Exercise objective
Output the records below again, precisely as they are written.

Task material

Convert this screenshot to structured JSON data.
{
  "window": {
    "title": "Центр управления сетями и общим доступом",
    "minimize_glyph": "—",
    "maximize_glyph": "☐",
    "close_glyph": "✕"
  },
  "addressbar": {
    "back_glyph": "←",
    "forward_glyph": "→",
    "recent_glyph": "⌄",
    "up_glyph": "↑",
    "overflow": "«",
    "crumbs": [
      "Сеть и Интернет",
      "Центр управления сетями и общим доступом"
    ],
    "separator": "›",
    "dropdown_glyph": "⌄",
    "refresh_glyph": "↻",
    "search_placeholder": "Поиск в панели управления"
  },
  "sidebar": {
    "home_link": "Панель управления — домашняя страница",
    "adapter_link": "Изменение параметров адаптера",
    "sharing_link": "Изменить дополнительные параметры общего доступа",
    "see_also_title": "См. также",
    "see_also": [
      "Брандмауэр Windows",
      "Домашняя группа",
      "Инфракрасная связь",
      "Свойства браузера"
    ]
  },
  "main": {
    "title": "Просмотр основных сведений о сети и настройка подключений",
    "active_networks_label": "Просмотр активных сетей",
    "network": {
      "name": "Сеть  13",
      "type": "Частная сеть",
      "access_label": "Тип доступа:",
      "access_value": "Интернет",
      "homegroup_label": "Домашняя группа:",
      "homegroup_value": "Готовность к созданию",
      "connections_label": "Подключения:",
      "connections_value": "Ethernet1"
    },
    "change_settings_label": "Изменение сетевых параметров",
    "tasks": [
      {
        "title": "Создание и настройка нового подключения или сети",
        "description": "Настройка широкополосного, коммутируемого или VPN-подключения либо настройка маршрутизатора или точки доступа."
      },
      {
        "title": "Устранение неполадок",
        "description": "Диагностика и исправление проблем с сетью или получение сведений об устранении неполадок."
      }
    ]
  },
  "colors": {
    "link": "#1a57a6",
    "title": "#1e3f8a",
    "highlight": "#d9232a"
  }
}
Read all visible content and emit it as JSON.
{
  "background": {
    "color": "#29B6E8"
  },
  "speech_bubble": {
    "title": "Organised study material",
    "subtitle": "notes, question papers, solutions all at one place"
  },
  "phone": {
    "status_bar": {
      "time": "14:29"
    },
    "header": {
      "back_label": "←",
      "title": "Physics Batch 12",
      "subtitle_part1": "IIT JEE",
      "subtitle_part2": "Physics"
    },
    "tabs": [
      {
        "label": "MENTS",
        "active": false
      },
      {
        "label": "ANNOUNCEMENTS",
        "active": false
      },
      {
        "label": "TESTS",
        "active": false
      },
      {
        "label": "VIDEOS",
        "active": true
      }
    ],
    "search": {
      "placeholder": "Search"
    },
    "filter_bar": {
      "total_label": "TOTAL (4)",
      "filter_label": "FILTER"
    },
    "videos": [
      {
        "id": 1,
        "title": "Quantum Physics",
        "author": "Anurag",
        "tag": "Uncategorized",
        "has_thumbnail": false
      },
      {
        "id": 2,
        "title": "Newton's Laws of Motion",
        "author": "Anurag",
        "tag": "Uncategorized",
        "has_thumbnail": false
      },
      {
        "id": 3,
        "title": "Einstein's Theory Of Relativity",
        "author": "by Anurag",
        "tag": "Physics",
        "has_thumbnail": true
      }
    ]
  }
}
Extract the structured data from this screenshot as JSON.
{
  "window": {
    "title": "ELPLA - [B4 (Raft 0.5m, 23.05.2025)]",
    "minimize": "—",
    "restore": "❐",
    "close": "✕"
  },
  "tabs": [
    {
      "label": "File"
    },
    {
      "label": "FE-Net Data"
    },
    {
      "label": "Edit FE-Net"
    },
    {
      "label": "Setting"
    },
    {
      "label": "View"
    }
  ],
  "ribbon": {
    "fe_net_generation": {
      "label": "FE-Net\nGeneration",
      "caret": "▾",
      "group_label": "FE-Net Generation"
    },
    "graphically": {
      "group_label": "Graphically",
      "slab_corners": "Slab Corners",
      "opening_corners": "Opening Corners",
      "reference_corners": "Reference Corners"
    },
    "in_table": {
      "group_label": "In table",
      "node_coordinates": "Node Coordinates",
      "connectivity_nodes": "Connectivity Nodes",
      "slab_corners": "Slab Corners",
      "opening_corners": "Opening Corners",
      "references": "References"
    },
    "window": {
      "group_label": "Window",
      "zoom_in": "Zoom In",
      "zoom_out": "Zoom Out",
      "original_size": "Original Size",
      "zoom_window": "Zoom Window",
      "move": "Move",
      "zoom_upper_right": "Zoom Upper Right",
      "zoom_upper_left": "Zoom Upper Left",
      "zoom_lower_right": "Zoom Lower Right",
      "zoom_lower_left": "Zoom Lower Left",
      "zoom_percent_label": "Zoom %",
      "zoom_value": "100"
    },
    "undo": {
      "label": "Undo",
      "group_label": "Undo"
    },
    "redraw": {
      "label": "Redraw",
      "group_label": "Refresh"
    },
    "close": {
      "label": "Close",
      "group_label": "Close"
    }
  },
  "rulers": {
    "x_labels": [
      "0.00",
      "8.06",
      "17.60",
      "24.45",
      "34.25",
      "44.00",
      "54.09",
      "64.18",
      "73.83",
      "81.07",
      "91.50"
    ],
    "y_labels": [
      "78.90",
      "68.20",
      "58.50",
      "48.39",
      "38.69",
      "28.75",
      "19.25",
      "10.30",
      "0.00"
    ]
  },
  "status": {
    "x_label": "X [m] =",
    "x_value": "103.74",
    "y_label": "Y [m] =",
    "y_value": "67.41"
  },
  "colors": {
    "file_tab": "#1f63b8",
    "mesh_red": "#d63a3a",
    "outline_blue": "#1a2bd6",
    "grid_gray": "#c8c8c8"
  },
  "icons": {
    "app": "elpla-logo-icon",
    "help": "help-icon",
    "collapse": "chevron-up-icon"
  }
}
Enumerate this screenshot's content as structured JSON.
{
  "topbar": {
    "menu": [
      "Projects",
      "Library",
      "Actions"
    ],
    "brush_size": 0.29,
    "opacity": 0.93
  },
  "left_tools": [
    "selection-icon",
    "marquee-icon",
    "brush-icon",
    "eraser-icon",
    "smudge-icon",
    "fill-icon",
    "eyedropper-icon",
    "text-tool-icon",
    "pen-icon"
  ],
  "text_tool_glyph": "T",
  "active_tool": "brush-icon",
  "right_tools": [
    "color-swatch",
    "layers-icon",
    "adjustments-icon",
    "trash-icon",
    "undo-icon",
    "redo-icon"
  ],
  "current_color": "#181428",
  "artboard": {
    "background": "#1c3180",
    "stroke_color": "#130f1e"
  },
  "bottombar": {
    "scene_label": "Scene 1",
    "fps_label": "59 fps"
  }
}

Exercise result
Convert this screenshot to structured JSON data.
{
  "window": {
    "title": "Центр управления сетями и общим доступом",
    "minimize_glyph": "—",
    "maximize_glyph": "☐",
    "close_glyph": "✕"
  },
  "addressbar": {
    "back_glyph": "←",
    "forward_glyph": "→",
    "recent_glyph": "⌄",
    "up_glyph": "↑",
    "overflow": "«",
    "crumbs": [
      "Сеть и Интернет",
      "Центр управления сетями и общим доступом"
    ],
    "separator": "›",
    "dropdown_glyph": "⌄",
    "refresh_glyph": "↻",
    "search_placeholder": "Поиск в панели управления"
  },
  "sidebar": {
    "home_link": "Панель управления — домашняя страница",
    "adapter_link": "Изменение параметров адаптера",
    "sharing_link": "Изменить дополнительные параметры общего доступа",
    "see_also_title": "См. также",
    "see_also": [
      "Брандмауэр Windows",
      "Домашняя группа",
      "Инфракрасная связь",
      "Свойства браузера"
    ]
  },
  "main": {
    "title": "Просмотр основных сведений о сети и настройка подключений",
    "active_networks_label": "Просмотр активных сетей",
    "network": {
      "name": "Сеть  13",
      "type": "Частная сеть",
      "access_label": "Тип доступа:",
      "access_value": "Интернет",
      "homegroup_label": "Домашняя группа:",
      "homegroup_value": "Готовность к созданию",
      "connections_label": "Подключения:",
      "connections_value": "Ethernet1"
    },
    "change_settings_label": "Изменение сетевых параметров",
    "tasks": [
      {
        "title": "Создание и настройка нового подключения или сети",
        "description": "Настройка широкополосного, коммутируемого или VPN-подключения либо настройка маршрутизатора или точки доступа."
      },
      {
        "title": "Устранение неполадок",
        "description": "Диагностика и исправление проблем с сетью или получение сведений об устранении неполадок."
      }
    ]
  },
  "colors": {
    "link": "#1a57a6",
    "title": "#1e3f8a",
    "highlight": "#d9232a"
  }
}
Read all visible content and emit it as JSON.
{
  "background": {
    "color": "#29B6E8"
  },
  "speech_bubble": {
    "title": "Organised study material",
    "subtitle": "notes, question papers, solutions all at one place"
  },
  "phone": {
    "status_bar": {
      "time": "14:29"
    },
    "header": {
      "back_label": "←",
      "title": "Physics Batch 12",
      "subtitle_part1": "IIT JEE",
      "subtitle_part2": "Physics"
    },
    "tabs": [
      {
        "label": "MENTS",
        "active": false
      },
      {
        "label": "ANNOUNCEMENTS",
        "active": false
      },
      {
        "label": "TESTS",
        "active": false
      },
      {
        "label": "VIDEOS",
        "active": true
      }
    ],
    "search": {
      "placeholder": "Search"
    },
    "filter_bar": {
      "total_label": "TOTAL (4)",
      "filter_label": "FILTER"
    },
    "videos": [
      {
        "id": 1,
        "title": "Quantum Physics",
        "author": "Anurag",
        "tag": "Uncategorized",
        "has_thumbnail": false
      },
      {
        "id": 2,
        "title": "Newton's Laws of Motion",
        "author": "Anurag",
        "tag": "Uncategorized",
        "has_thumbnail": false
      },
      {
        "id": 3,
        "title": "Einstein's Theory Of Relativity",
        "author": "by Anurag",
        "tag": "Physics",
        "has_thumbnail": true
      }
    ]
  }
}
Extract the structured data from this screenshot as JSON.
{
  "window": {
    "title": "ELPLA - [B4 (Raft 0.5m, 23.05.2025)]",
    "minimize": "—",
    "restore": "❐",
    "close": "✕"
  },
  "tabs": [
    {
      "label": "File"
    },
    {
      "label": "FE-Net Data"
    },
    {
      "label": "Edit FE-Net"
    },
    {
      "label": "Setting"
    },
    {
      "label": "View"
    }
  ],
  "ribbon": {
    "fe_net_generation": {
      "label": "FE-Net\nGeneration",
      "caret": "▾",
      "group_label": "FE-Net Generation"
    },
    "graphically": {
      "group_label": "Graphically",
      "slab_corners": "Slab Corners",
      "opening_corners": "Opening Corners",
      "reference_corners": "Reference Corners"
    },
    "in_table": {
      "group_label": "In table",
      "node_coordinates": "Node Coordinates",
      "connectivity_nodes": "Connectivity Nodes",
      "slab_corners": "Slab Corners",
      "opening_corners": "Opening Corners",
      "references": "References"
    },
    "window": {
      "group_label": "Window",
      "zoom_in": "Zoom In",
      "zoom_out": "Zoom Out",
      "original_size": "Original Size",
      "zoom_window": "Zoom Window",
      "move": "Move",
      "zoom_upper_right": "Zoom Upper Right",
      "zoom_upper_left": "Zoom Upper Left",
      "zoom_lower_right": "Zoom Lower Right",
      "zoom_lower_left": "Zoom Lower Left",
      "zoom_percent_label": "Zoom %",
      "zoom_value": "100"
    },
    "undo": {
      "label": "Undo",
      "group_label": "Undo"
    },
    "redraw": {
      "label": "Redraw",
      "group_label": "Refresh"
    },
    "close": {
      "label": "Close",
      "group_label": "Close"
    }
  },
  "rulers": {
    "x_labels": [
      "0.00",
      "8.06",
      "17.60",
      "24.45",
      "34.25",
      "44.00",
      "54.09",
      "64.18",
      "73.83",
      "81.07",
      "91.50"
    ],
    "y_labels": [
      "78.90",
      "68.20",
      "58.50",
      "48.39",
      "38.69",
      "28.75",
      "19.25",
      "10.30",
      "0.00"
    ]
  },
  "status": {
    "x_label": "X [m] =",
    "x_value": "103.74",
    "y_label": "Y [m] =",
    "y_value": "67.41"
  },
  "colors": {
    "file_tab": "#1f63b8",
    "mesh_red": "#d63a3a",
    "outline_blue": "#1a2bd6",
    "grid_gray": "#c8c8c8"
  },
  "icons": {
    "app": "elpla-logo-icon",
    "help": "help-icon",
    "collapse": "chevron-up-icon"
  }
}
Enumerate this screenshot's content as structured JSON.
{
  "topbar": {
    "menu": [
      "Projects",
      "Library",
      "Actions"
    ],
    "brush_size": 0.29,
    "opacity": 0.93
  },
  "left_tools": [
    "selection-icon",
    "marquee-icon",
    "brush-icon",
    "eraser-icon",
    "smudge-icon",
    "fill-icon",
    "eyedropper-icon",
    "text-tool-icon",
    "pen-icon"
  ],
  "text_tool_glyph": "T",
  "active_tool": "brush-icon",
  "right_tools": [
    "color-swatch",
    "layers-icon",
    "adjustments-icon",
    "trash-icon",
    "undo-icon",
    "redo-icon"
  ],
  "current_color": "#181428",
  "artboard": {
    "background": "#1c3180",
    "stroke_color": "#130f1e"
  },
  "bottombar": {
    "scene_label": "Scene 1",
    "fps_label": "59 fps"
  }
}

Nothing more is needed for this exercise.